But not the economic one, but the globalization of solidarity. He points out that as a Church they are addressing the issue – which he recognizes has great complexity because it is the faithful illegal miners themselves – in areas where precisely this activity operates.  He further maintains that mining today can be found in places where the Colorado parish, which is inside what is known as the mining corridor, and in the parish of Mazuko is present.

The problem of illegal mining in Madre de Dios is the problem of all Peru

According to data presented by the Ministry of the Environment, more than 70% of people who carry out illegal mining activity in Madre de Dios are migrants, mainly from Cusco and Puno. “They are people who leave a hell to get into another that is also terrible, and it is something that happens throughout Peru,” says the bishop.

It states that this reality can not be addressed without addressing the problem of poverty and the lack of work in the country. “It is true that there are people who are profiting greatly from gold, but there are thousands of people, tens of thousands who are surviving from mining.”

The problem of mining is the problem of a country that does not have the capacity to give jobs to its people, and has no capacity to seek a decent life. And the desperate people come out in stampede and look for their own uncontrolled solution and that is what is happening in Madre de Dios, it is a stateless area,” he acknowledges.

Indigenous Peoples

The familiarity that David Martínez has as the Amazon responds to a long experience. Born in the Basque Country (Spain), he came to Peru for the first time when he was very young, when he was already clear that he wanted to be a missionary. After returning to his homeland to finish his studies, he returned to the country in 2001, and later joined the Kirigueti Mission in the Lower Urubamba.  He worked for many years with native Machiguenga until he was made bishop. His position in relation to how a certain sector, mainly of authorities, sees the native peoples is of criticism.

“As we sometimes feel from our western world that the indigenous I like and I accept whenever you wear pens, as long as you carry your bow and arrow, but I do not let it intervene in politics,” he points out.

He then emphatically reflects: “That is, the rest of the nation can raise issues that may affect indigenous peoples; But that the indigenous people, that the natives can sit at the table and make some proposals that affect us to the rest of society, I feel like that does not like it so much. “

In Madre de Dios there are native communities of the Harákmbut, Machiguenga and Yine peoples.
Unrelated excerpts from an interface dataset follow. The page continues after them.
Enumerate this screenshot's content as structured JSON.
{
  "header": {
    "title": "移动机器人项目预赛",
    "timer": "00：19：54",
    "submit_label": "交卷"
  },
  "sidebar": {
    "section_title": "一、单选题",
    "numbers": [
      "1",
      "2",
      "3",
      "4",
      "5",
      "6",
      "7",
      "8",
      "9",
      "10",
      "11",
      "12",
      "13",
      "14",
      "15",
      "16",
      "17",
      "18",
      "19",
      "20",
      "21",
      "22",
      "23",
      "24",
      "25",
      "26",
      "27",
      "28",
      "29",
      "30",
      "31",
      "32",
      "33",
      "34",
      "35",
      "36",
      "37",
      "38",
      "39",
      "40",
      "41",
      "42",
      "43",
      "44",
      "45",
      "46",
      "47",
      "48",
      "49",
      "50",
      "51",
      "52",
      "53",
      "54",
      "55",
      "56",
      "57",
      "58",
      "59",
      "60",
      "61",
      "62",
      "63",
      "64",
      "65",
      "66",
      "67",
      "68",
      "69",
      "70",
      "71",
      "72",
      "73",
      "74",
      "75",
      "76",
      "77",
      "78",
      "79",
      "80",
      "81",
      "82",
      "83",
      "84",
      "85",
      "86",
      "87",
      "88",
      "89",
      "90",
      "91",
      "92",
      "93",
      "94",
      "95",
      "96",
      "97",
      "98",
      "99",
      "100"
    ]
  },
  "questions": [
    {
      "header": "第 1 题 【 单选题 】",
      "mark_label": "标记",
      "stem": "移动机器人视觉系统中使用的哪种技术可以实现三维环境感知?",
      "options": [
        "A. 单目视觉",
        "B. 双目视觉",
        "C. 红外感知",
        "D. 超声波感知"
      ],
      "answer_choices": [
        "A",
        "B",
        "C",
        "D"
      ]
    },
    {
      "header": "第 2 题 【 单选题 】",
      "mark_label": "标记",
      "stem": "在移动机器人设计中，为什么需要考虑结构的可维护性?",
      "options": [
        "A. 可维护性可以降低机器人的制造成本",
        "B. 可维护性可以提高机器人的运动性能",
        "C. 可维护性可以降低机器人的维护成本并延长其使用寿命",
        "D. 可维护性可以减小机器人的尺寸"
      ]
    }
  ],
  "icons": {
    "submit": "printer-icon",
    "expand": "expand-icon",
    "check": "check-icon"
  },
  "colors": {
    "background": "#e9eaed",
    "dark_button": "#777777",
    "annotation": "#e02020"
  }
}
Photo: Internet

The Western world itself is considered to be an alternative for indigenous peoples, but what they live in does not consider it an alternative for us; And they have values ​​to contribute to redirect this world a little, which has led to chaos, “ends this part.


The REPAM is a young and regional network (which seeks to link the countries of the Panamazonia), whose aim is to “Amazon the world”; Under this slogan, its members have been organized in several axes (human rights, alternatives to development, communication, among others).

According to the bishop, “there is a need to get together different actors of the Vicariate, actors representing different issues.” So the parish priests, all religious have been summoned. “But besides,” says Martinez, “we have made an impact with those brothers who work directly with the indigenous peoples.”

It is a question of articulating the work within the vicariates themselves and outwards, with their peers in the Amazon, to make known the reality of the communities, more bearing in mind that today one perceives a special interest in what happens in this part of the world.

Going back to the present, it is easy to imagine that David Martinez was perhaps the person who most enthusiastically received the news of the arrival of Pope Francis to Mother of God.

In the telephone communication held on Monday, he announced that the Pastoral Council of the Vicariate met after meeting the visit to begin drawing up actions. “The visit of the Pope is to listen to the most vulnerable, and will bring a message of hope,” he concluded.